* Dataset items
╔══
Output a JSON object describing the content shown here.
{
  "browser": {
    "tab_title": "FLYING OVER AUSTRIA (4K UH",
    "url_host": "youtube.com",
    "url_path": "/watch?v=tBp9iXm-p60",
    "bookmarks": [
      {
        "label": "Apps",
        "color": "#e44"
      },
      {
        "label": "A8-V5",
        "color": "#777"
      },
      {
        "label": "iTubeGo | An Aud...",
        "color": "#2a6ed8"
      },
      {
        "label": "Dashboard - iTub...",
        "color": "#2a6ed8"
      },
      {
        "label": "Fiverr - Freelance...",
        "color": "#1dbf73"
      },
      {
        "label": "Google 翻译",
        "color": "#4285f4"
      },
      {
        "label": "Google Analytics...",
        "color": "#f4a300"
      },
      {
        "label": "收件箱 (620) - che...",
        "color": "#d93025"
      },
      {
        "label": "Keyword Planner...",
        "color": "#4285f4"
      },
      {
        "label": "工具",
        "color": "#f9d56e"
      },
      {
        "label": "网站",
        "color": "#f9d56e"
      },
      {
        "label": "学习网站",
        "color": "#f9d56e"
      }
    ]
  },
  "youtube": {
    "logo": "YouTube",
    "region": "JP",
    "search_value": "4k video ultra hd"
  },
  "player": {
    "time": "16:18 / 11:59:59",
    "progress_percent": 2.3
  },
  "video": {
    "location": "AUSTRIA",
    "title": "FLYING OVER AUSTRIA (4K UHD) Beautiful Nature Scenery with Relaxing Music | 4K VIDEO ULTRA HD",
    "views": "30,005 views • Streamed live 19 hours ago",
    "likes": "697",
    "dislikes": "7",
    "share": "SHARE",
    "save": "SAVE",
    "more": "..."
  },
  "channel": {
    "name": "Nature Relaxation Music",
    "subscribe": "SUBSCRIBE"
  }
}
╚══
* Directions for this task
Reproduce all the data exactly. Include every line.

* The answer
Output a JSON object describing the content shown here.
{
  "browser": {
    "tab_title": "FLYING OVER AUSTRIA (4K UH",
    "url_host": "youtube.com",
    "url_path": "/watch?v=tBp9iXm-p60",
    "bookmarks": [
      {
        "label": "Apps",
        "color": "#e44"
      },
      {
        "label": "A8-V5",
        "color": "#777"
      },
      {
        "label": "iTubeGo | An Aud...",
        "color": "#2a6ed8"
      },
      {
        "label": "Dashboard - iTub...",
        "color": "#2a6ed8"
      },
      {
        "label": "Fiverr - Freelance...",
        "color": "#1dbf73"
      },
      {
        "label": "Google 翻译",
        "color": "#4285f4"
      },
      {
        "label": "Google Analytics...",
        "color": "#f4a300"
      },
      {
        "label": "收件箱 (620) - che...",
        "color": "#d93025"
      },
      {
        "label": "Keyword Planner...",
        "color": "#4285f4"
      },
      {
        "label": "工具",
        "color": "#f9d56e"
      },
      {
        "label": "网站",
        "color": "#f9d56e"
      },
      {
        "label": "学习网站",
        "color": "#f9d56e"
      }
    ]
  },
  "youtube": {
    "logo": "YouTube",
    "region": "JP",
    "search_value": "4k video ultra hd"
  },
  "player": {
    "time": "16:18 / 11:59:59",
    "progress_percent": 2.3
  },
  "video": {
    "location": "AUSTRIA",
    "title": "FLYING OVER AUSTRIA (4K UHD) Beautiful Nature Scenery with Relaxing Music | 4K VIDEO ULTRA HD",
    "views": "30,005 views • Streamed live 19 hours ago",
    "likes": "697",
    "dislikes": "7",
    "share": "SHARE",
    "save": "SAVE",
    "more": "..."
  },
  "channel": {
    "name": "Nature Relaxation Music",
    "subscribe": "SUBSCRIBE"
  }
}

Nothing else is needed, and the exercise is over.